Thanks to her successful career, Nancy was nominated and won several prestigious awards, including the Writers Guild of America Award for Best Original Screenplay for “Private Benjamin”, which was also nominated for Oscar. The film “It’s Complicated” was nominated for Golden Globe for Best Screenplay – Motion Picture. Also, she won Golden Eddie Filmmaker of the Year Award and Woman of the Year Award. In addition to this, “What Women Want” took in $183 million at the US box-office alone, at that stage the most commercially successful film directed by a woman.
Regarding her personal life, Nancy Meyers was married to her colleague Charles Shyer (1980-1999), with whom she has two daughters. Her current residence is in Brentwood, California.
Since the success of What Women Want (2000) and Something's Gotta Give (2003), she is very sought after as a writer and director. She is particularly in demand because she writes great parts in hit movies for adults.
She was originally a development executive. She met her ex-husband, Charles Shyer, when she was helping develop a script he had written. They eventually began writing and producing together.
I like to eat meals I will remember. Otherwise, what's the point?
My movies are not messed with by the studios.
I really wanted to be a writer.
Like most struggling writers trying to get their scripts commissioned, I had to do something odd to pay the rent. So, aged 21, I started up my own small cheesecake company in Philadelphia.
We don't want to be our own niche. We're filmmakers like everybody. How many years in a row are we going to talk about the fact that we make films and we are women? Enough already.
I wasn't the kind of kid like Spielberg or Lucas who knew to go to film school. I didn't know at 12 what I was going to do; it took me until I was about 23. I studied journalism in college, but after school, I got a job in public television and I never worked as a journalist for one moment.
Being part of a team helped me so much. I know the fact that there was a man in the room with me all those years made the medicine go down. I had made the companies money. I didn't have to start, like a lot of women, from ground zero. My path was not the same as a woman starting out by herself.
I don't shoot movies quickly because I get a lot of coverage and a lot of angles, so we have all the pieces in the editing. I do a lot of takes, but it's because I'm looking for something.
I don't diet, I don't do fads, I've just decided to not eat carbs. So no more bread and pasta for the month. I can't live without chocolate, though. I've always got a bar in my handbag. It has to be 72%. Any less and it's too sweet, any more and it's inedible. Like I said, I'm very particular.
Movies don't look hard, but figuring it out, getting the shape of it, getting everybody's character right and having it be funny, make sense and be romantic, it's creating a puzzle. Yes, having been a writer for so long, I have an awareness of when things are going awry, but it doesn't mean I know how to fix them.
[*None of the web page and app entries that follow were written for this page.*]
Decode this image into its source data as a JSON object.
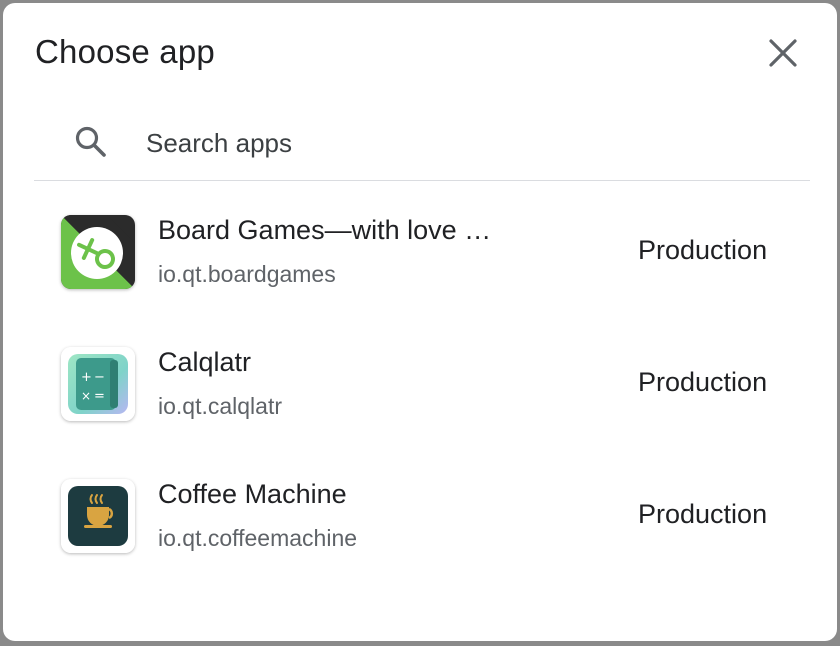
{
  "dialog": {
    "title": "Choose app",
    "close_icon": "close-icon"
  },
  "search": {
    "icon": "search-icon",
    "placeholder": "Search apps",
    "value": ""
  },
  "apps": [
    {
      "name": "Board Games—with love …",
      "package": "io.qt.boardgames",
      "track": "Production",
      "icon": "board-games-app-icon"
    },
    {
      "name": "Calqlatr",
      "package": "io.qt.calqlatr",
      "track": "Production",
      "icon": "calculator-app-icon"
    },
    {
      "name": "Coffee Machine",
      "package": "io.qt.coffeemachine",
      "track": "Production",
      "icon": "coffee-cup-app-icon"
    }
  ],
  "colors": {
    "title_text": "#202124",
    "secondary_text": "#5f6368",
    "divider": "#dadce0",
    "board_games_green": "#6cc24a",
    "board_games_dark": "#2b2b2b",
    "calqlatr_teal": "#3d9a8b",
    "coffee_dark": "#1d3b40",
    "coffee_gold": "#d9a441"
  }
}
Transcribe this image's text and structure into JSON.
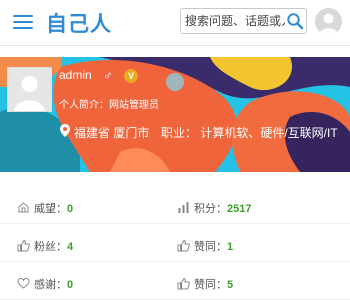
{
  "header": {
    "logo_text": "自己人",
    "search_placeholder": "搜索问题、话题或人",
    "brand_color": "#2e8bd6"
  },
  "profile": {
    "username": "admin",
    "gender_symbol": "♂",
    "vip_badge": "V",
    "intro": "个人简介：网站管理员",
    "location": "福建省 厦门市",
    "job": "职业： 计算机软、硬件/互联网/IT"
  },
  "stats": [
    {
      "label": "威望：",
      "value": "0",
      "icon": "prestige-icon"
    },
    {
      "label": "积分：",
      "value": "2517",
      "icon": "points-icon"
    },
    {
      "label": "粉丝：",
      "value": "4",
      "icon": "fans-icon"
    },
    {
      "label": "赞同：",
      "value": "1",
      "icon": "agree-icon"
    },
    {
      "label": "感谢：",
      "value": "0",
      "icon": "thanks-icon"
    },
    {
      "label": "赞同：",
      "value": "5",
      "icon": "agree-icon"
    }
  ],
  "value_color": "#3f9c2e"
}
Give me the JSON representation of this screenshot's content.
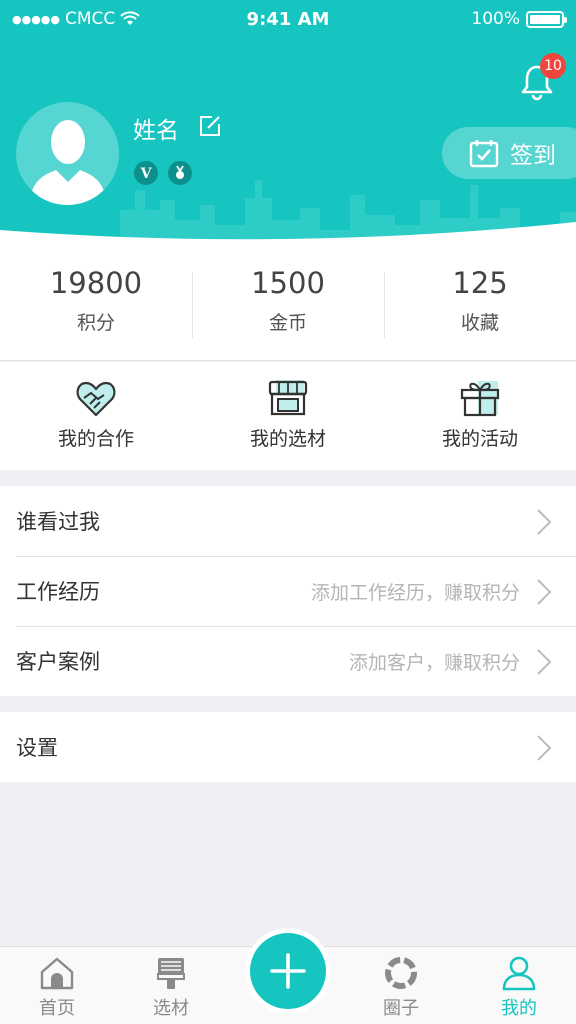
{
  "status_bar": {
    "signal_dots": "●●●●●",
    "carrier": "CMCC",
    "time": "9:41 AM",
    "battery": "100%"
  },
  "header": {
    "notification_count": "10",
    "user_name": "姓名",
    "badge_v": "V",
    "signin_label": "签到"
  },
  "stats": [
    {
      "value": "19800",
      "label": "积分"
    },
    {
      "value": "1500",
      "label": "金币"
    },
    {
      "value": "125",
      "label": "收藏"
    }
  ],
  "quick_actions": [
    {
      "label": "我的合作",
      "icon": "handshake-icon"
    },
    {
      "label": "我的选材",
      "icon": "storefront-icon"
    },
    {
      "label": "我的活动",
      "icon": "gift-icon"
    }
  ],
  "list_items": [
    {
      "label": "谁看过我",
      "hint": ""
    },
    {
      "label": "工作经历",
      "hint": "添加工作经历，赚取积分"
    },
    {
      "label": "客户案例",
      "hint": "添加客户，赚取积分"
    }
  ],
  "settings": {
    "label": "设置"
  },
  "tabbar": {
    "tabs": [
      {
        "label": "首页",
        "icon": "home-icon"
      },
      {
        "label": "选材",
        "icon": "paint-brush-icon"
      },
      {
        "label": "圈子",
        "icon": "circle-icon"
      },
      {
        "label": "我的",
        "icon": "profile-icon"
      }
    ],
    "active_index": 3
  },
  "colors": {
    "primary": "#17c5c0",
    "badge_red": "#f0463b",
    "background": "#efeff4"
  }
}
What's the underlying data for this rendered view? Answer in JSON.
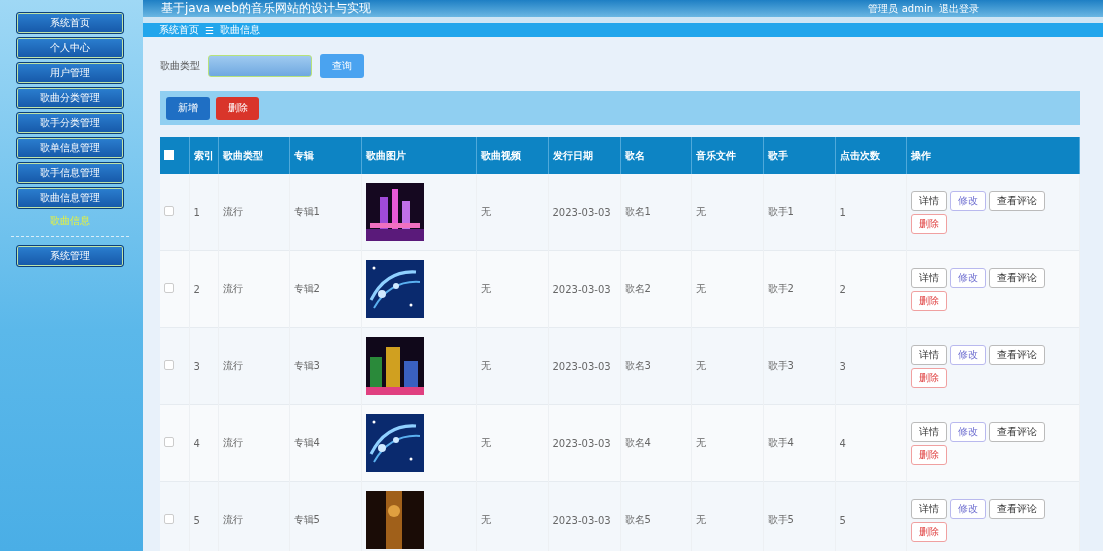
{
  "header": {
    "title": "基于java web的音乐网站的设计与实现",
    "user": "管理员 admin",
    "logout": "退出登录"
  },
  "sidebar": {
    "groups": [
      {
        "items": [
          {
            "label": "系统首页"
          },
          {
            "label": "个人中心"
          },
          {
            "label": "用户管理"
          },
          {
            "label": "歌曲分类管理"
          },
          {
            "label": "歌手分类管理"
          },
          {
            "label": "歌单信息管理"
          },
          {
            "label": "歌手信息管理"
          },
          {
            "label": "歌曲信息管理",
            "children": [
              {
                "label": "歌曲信息",
                "selected": true
              }
            ]
          }
        ]
      },
      {
        "items": [
          {
            "label": "系统管理"
          }
        ]
      }
    ]
  },
  "breadcrumb": {
    "items": [
      "系统首页",
      "歌曲信息"
    ],
    "separator": "☰"
  },
  "search": {
    "label": "歌曲类型",
    "button": "查询"
  },
  "actions": [
    {
      "label": "新增",
      "kind": "primary"
    },
    {
      "label": "删除",
      "kind": "danger"
    }
  ],
  "table": {
    "select_all": {
      "checked": false
    },
    "columns": [
      "索引",
      "歌曲类型",
      "专辑",
      "歌曲图片",
      "歌曲视频",
      "发行日期",
      "歌名",
      "音乐文件",
      "歌手",
      "点击次数",
      "操作"
    ],
    "rows": [
      {
        "checked": false,
        "cells": [
          "1",
          "流行",
          "专辑1",
          {
            "kind": "picture"
          },
          "无",
          "2023-03-03",
          "歌名1",
          "无",
          "歌手1",
          "1"
        ],
        "actions": [
          {
            "label": "详情",
            "kind": "plain"
          },
          {
            "label": "修改",
            "kind": "edit"
          },
          {
            "label": "查看评论",
            "kind": "plain"
          },
          {
            "label": "删除",
            "kind": "danger"
          }
        ]
      },
      {
        "checked": false,
        "cells": [
          "2",
          "流行",
          "专辑2",
          {
            "kind": "picture"
          },
          "无",
          "2023-03-03",
          "歌名2",
          "无",
          "歌手2",
          "2"
        ],
        "actions": [
          {
            "label": "详情",
            "kind": "plain"
          },
          {
            "label": "修改",
            "kind": "edit"
          },
          {
            "label": "查看评论",
            "kind": "plain"
          },
          {
            "label": "删除",
            "kind": "danger"
          }
        ]
      },
      {
        "checked": false,
        "cells": [
          "3",
          "流行",
          "专辑3",
          {
            "kind": "picture"
          },
          "无",
          "2023-03-03",
          "歌名3",
          "无",
          "歌手3",
          "3"
        ],
        "actions": [
          {
            "label": "详情",
            "kind": "plain"
          },
          {
            "label": "修改",
            "kind": "edit"
          },
          {
            "label": "查看评论",
            "kind": "plain"
          },
          {
            "label": "删除",
            "kind": "danger"
          }
        ]
      },
      {
        "checked": false,
        "cells": [
          "4",
          "流行",
          "专辑4",
          {
            "kind": "picture"
          },
          "无",
          "2023-03-03",
          "歌名4",
          "无",
          "歌手4",
          "4"
        ],
        "actions": [
          {
            "label": "详情",
            "kind": "plain"
          },
          {
            "label": "修改",
            "kind": "edit"
          },
          {
            "label": "查看评论",
            "kind": "plain"
          },
          {
            "label": "删除",
            "kind": "danger"
          }
        ]
      },
      {
        "checked": false,
        "cells": [
          "5",
          "流行",
          "专辑5",
          {
            "kind": "picture"
          },
          "无",
          "2023-03-03",
          "歌名5",
          "无",
          "歌手5",
          "5"
        ],
        "actions": [
          {
            "label": "详情",
            "kind": "plain"
          },
          {
            "label": "修改",
            "kind": "edit"
          },
          {
            "label": "查看评论",
            "kind": "plain"
          },
          {
            "label": "删除",
            "kind": "danger"
          }
        ]
      }
    ]
  }
}
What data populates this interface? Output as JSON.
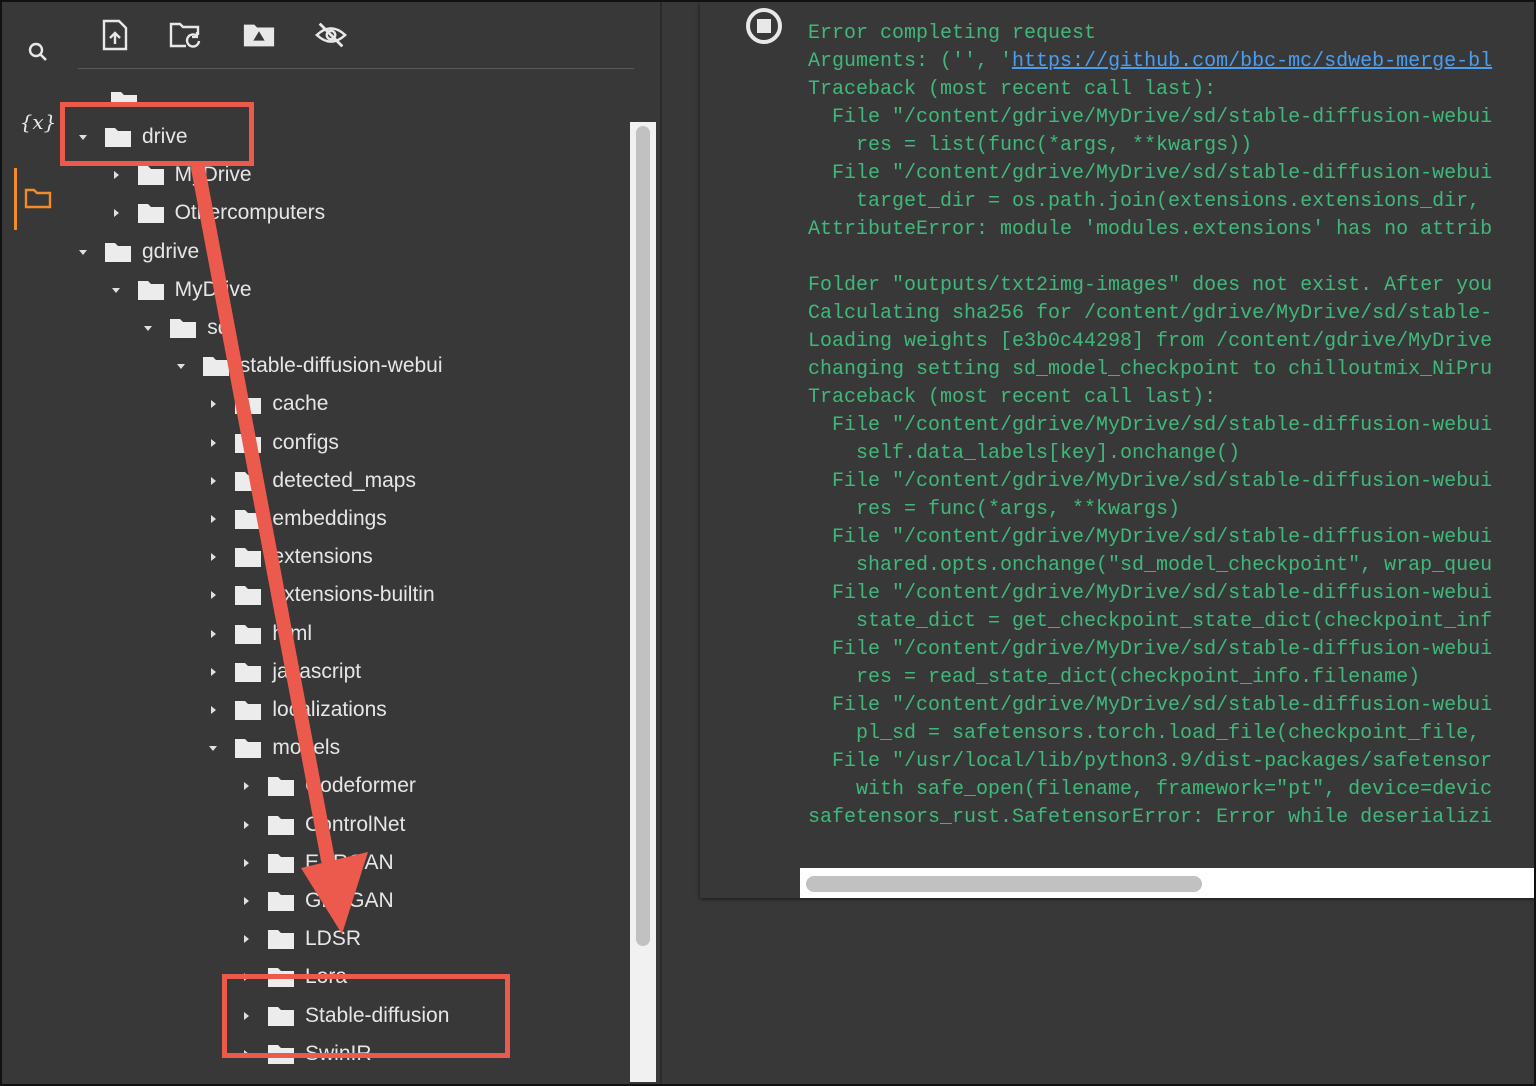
{
  "rail": {
    "items": [
      {
        "name": "search-icon",
        "active": false
      },
      {
        "name": "variables-icon",
        "label": "{x}",
        "active": false
      },
      {
        "name": "folder-icon",
        "active": true
      }
    ],
    "active_color": "#f28c28"
  },
  "toolbar": {
    "icons": [
      "upload-file-icon",
      "refresh-folder-icon",
      "mount-drive-icon",
      "hide-hidden-files-icon"
    ]
  },
  "file_tree": {
    "rows": [
      {
        "label": "drive",
        "expanded": true,
        "level": 0
      },
      {
        "label": "MyDrive",
        "expanded": false,
        "level": 1
      },
      {
        "label": "Othercomputers",
        "expanded": false,
        "level": 1
      },
      {
        "label": "gdrive",
        "expanded": true,
        "level": 0
      },
      {
        "label": "MyDrive",
        "expanded": true,
        "level": 1
      },
      {
        "label": "sd",
        "expanded": true,
        "level": 2
      },
      {
        "label": "stable-diffusion-webui",
        "expanded": true,
        "level": 3
      },
      {
        "label": "cache",
        "expanded": false,
        "level": 4
      },
      {
        "label": "configs",
        "expanded": false,
        "level": 4
      },
      {
        "label": "detected_maps",
        "expanded": false,
        "level": 4
      },
      {
        "label": "embeddings",
        "expanded": false,
        "level": 4
      },
      {
        "label": "extensions",
        "expanded": false,
        "level": 4
      },
      {
        "label": "extensions-builtin",
        "expanded": false,
        "level": 4
      },
      {
        "label": "html",
        "expanded": false,
        "level": 4
      },
      {
        "label": "javascript",
        "expanded": false,
        "level": 4
      },
      {
        "label": "localizations",
        "expanded": false,
        "level": 4
      },
      {
        "label": "models",
        "expanded": true,
        "level": 4
      },
      {
        "label": "Codeformer",
        "expanded": false,
        "level": 5
      },
      {
        "label": "ControlNet",
        "expanded": false,
        "level": 5
      },
      {
        "label": "ESRGAN",
        "expanded": false,
        "level": 5
      },
      {
        "label": "GFPGAN",
        "expanded": false,
        "level": 5
      },
      {
        "label": "LDSR",
        "expanded": false,
        "level": 5
      },
      {
        "label": "Lora",
        "expanded": false,
        "level": 5
      },
      {
        "label": "Stable-diffusion",
        "expanded": false,
        "level": 5
      },
      {
        "label": "SwinIR",
        "expanded": false,
        "level": 5
      }
    ]
  },
  "output": {
    "lines": [
      {
        "text": "Error completing request"
      },
      {
        "text": "Arguments: ('', '",
        "link": "https://github.com/bbc-mc/sdweb-merge-bl"
      },
      {
        "text": "Traceback (most recent call last):"
      },
      {
        "text": "  File \"/content/gdrive/MyDrive/sd/stable-diffusion-webui"
      },
      {
        "text": "    res = list(func(*args, **kwargs))"
      },
      {
        "text": "  File \"/content/gdrive/MyDrive/sd/stable-diffusion-webui"
      },
      {
        "text": "    target_dir = os.path.join(extensions.extensions_dir, "
      },
      {
        "text": "AttributeError: module 'modules.extensions' has no attrib"
      },
      {
        "text": ""
      },
      {
        "text": "Folder \"outputs/txt2img-images\" does not exist. After you"
      },
      {
        "text": "Calculating sha256 for /content/gdrive/MyDrive/sd/stable-"
      },
      {
        "text": "Loading weights [e3b0c44298] from /content/gdrive/MyDrive"
      },
      {
        "text": "changing setting sd_model_checkpoint to chilloutmix_NiPru"
      },
      {
        "text": "Traceback (most recent call last):"
      },
      {
        "text": "  File \"/content/gdrive/MyDrive/sd/stable-diffusion-webui"
      },
      {
        "text": "    self.data_labels[key].onchange()"
      },
      {
        "text": "  File \"/content/gdrive/MyDrive/sd/stable-diffusion-webui"
      },
      {
        "text": "    res = func(*args, **kwargs)"
      },
      {
        "text": "  File \"/content/gdrive/MyDrive/sd/stable-diffusion-webui"
      },
      {
        "text": "    shared.opts.onchange(\"sd_model_checkpoint\", wrap_queu"
      },
      {
        "text": "  File \"/content/gdrive/MyDrive/sd/stable-diffusion-webui"
      },
      {
        "text": "    state_dict = get_checkpoint_state_dict(checkpoint_inf"
      },
      {
        "text": "  File \"/content/gdrive/MyDrive/sd/stable-diffusion-webui"
      },
      {
        "text": "    res = read_state_dict(checkpoint_info.filename)"
      },
      {
        "text": "  File \"/content/gdrive/MyDrive/sd/stable-diffusion-webui"
      },
      {
        "text": "    pl_sd = safetensors.torch.load_file(checkpoint_file, "
      },
      {
        "text": "  File \"/usr/local/lib/python3.9/dist-packages/safetensor"
      },
      {
        "text": "    with safe_open(filename, framework=\"pt\", device=devic"
      },
      {
        "text": "safetensors_rust.SafetensorError: Error while deserializi"
      }
    ],
    "text_color": "#3fb97b",
    "link_color": "#4a9ef2"
  },
  "annotations": {
    "color": "#ec5a4e",
    "highlighted_items": [
      "drive",
      "Stable-diffusion"
    ]
  }
}
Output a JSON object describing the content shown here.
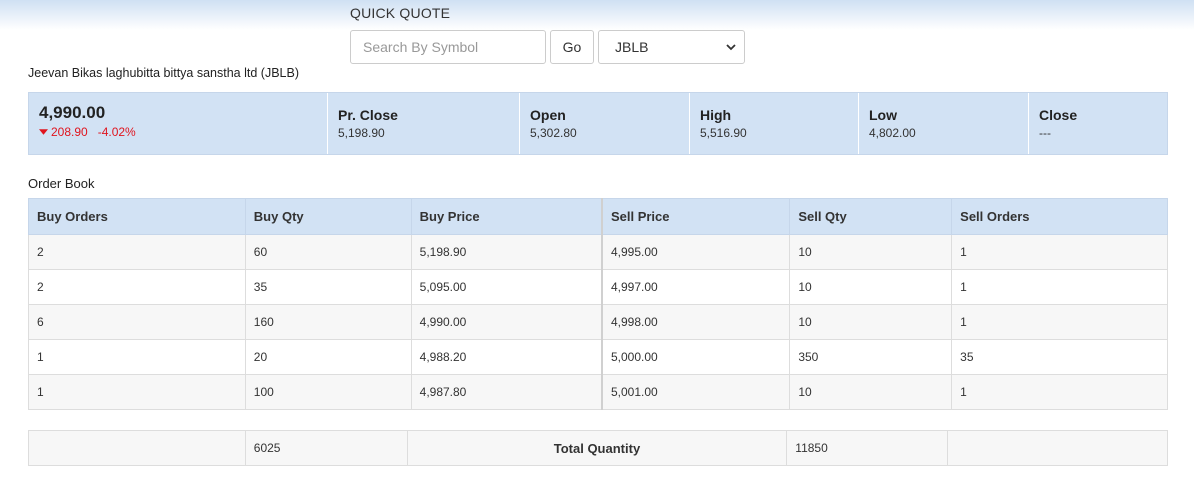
{
  "quick_quote": {
    "title": "QUICK QUOTE",
    "search_placeholder": "Search By Symbol",
    "go_label": "Go",
    "selected_symbol": "JBLB"
  },
  "company": {
    "name": "Jeevan Bikas laghubitta bittya sanstha ltd (JBLB)"
  },
  "quote": {
    "ltp": "4,990.00",
    "change": "208.90",
    "change_pct": "-4.02%",
    "change_color": "#e0141e",
    "pr_close_label": "Pr. Close",
    "pr_close": "5,198.90",
    "open_label": "Open",
    "open": "5,302.80",
    "high_label": "High",
    "high": "5,516.90",
    "low_label": "Low",
    "low": "4,802.00",
    "close_label": "Close",
    "close": "---"
  },
  "order_book": {
    "title": "Order Book",
    "headers": [
      "Buy Orders",
      "Buy Qty",
      "Buy Price",
      "Sell Price",
      "Sell Qty",
      "Sell Orders"
    ],
    "rows": [
      [
        "2",
        "60",
        "5,198.90",
        "4,995.00",
        "10",
        "1"
      ],
      [
        "2",
        "35",
        "5,095.00",
        "4,997.00",
        "10",
        "1"
      ],
      [
        "6",
        "160",
        "4,990.00",
        "4,998.00",
        "10",
        "1"
      ],
      [
        "1",
        "20",
        "4,988.20",
        "5,000.00",
        "350",
        "35"
      ],
      [
        "1",
        "100",
        "4,987.80",
        "5,001.00",
        "10",
        "1"
      ]
    ],
    "total_buy_qty": "6025",
    "total_label": "Total Quantity",
    "total_sell_qty": "11850"
  },
  "colors": {
    "header_bg": "#d2e2f4",
    "negative": "#e0141e"
  }
}
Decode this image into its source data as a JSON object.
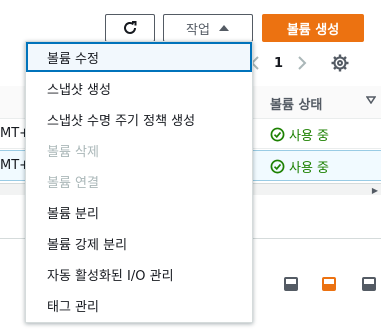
{
  "toolbar": {
    "refresh_icon": "refresh-icon",
    "actions_label": "작업",
    "create_label": "볼륨 생성"
  },
  "pagination": {
    "page": "1"
  },
  "table": {
    "header_status": "볼륨 상태",
    "rows": [
      {
        "left_fragment": "MT+",
        "status": "사용 중"
      },
      {
        "left_fragment": "MT+",
        "status": "사용 중"
      }
    ]
  },
  "menu": {
    "items": [
      {
        "label": "볼륨 수정",
        "state": "focused"
      },
      {
        "label": "스냅샷 생성",
        "state": "enabled"
      },
      {
        "label": "스냅샷 수명 주기 정책 생성",
        "state": "enabled"
      },
      {
        "label": "볼륨 삭제",
        "state": "disabled"
      },
      {
        "label": "볼륨 연결",
        "state": "disabled"
      },
      {
        "label": "볼륨 분리",
        "state": "enabled"
      },
      {
        "label": "볼륨 강제 분리",
        "state": "enabled"
      },
      {
        "label": "자동 활성화된 I/O 관리",
        "state": "enabled"
      },
      {
        "label": "태그 관리",
        "state": "enabled"
      }
    ]
  },
  "colors": {
    "accent": "#ec7211",
    "focus": "#0073bb",
    "success": "#1d8102"
  }
}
I've always been blessed with confidence. I am a glass-half-full person. My first movie, 'Private Benjamin,' got turned down by every studio until the very last one, but I just kept thinking, 'Why are you people not seeing that this is a hit movie? What is wrong with you?'
I don't want to be known as the one who makes movies for older people.
I'm no actor. And I wasn't like George Lucas or Spielberg, making home movies as a teenager, either. But I would go back and watch certain movies again and again. By the time I saw 'The Graduate' I was aware of how these amazing stories could be told.
There's a hardening of the culture. Reality TV has lowered the standards of entertainment. You're left wondering about the legitimacy of relationships. It's probably harder to entertain the same people with a more classic form of writing, and romantic comedies are a classic genre.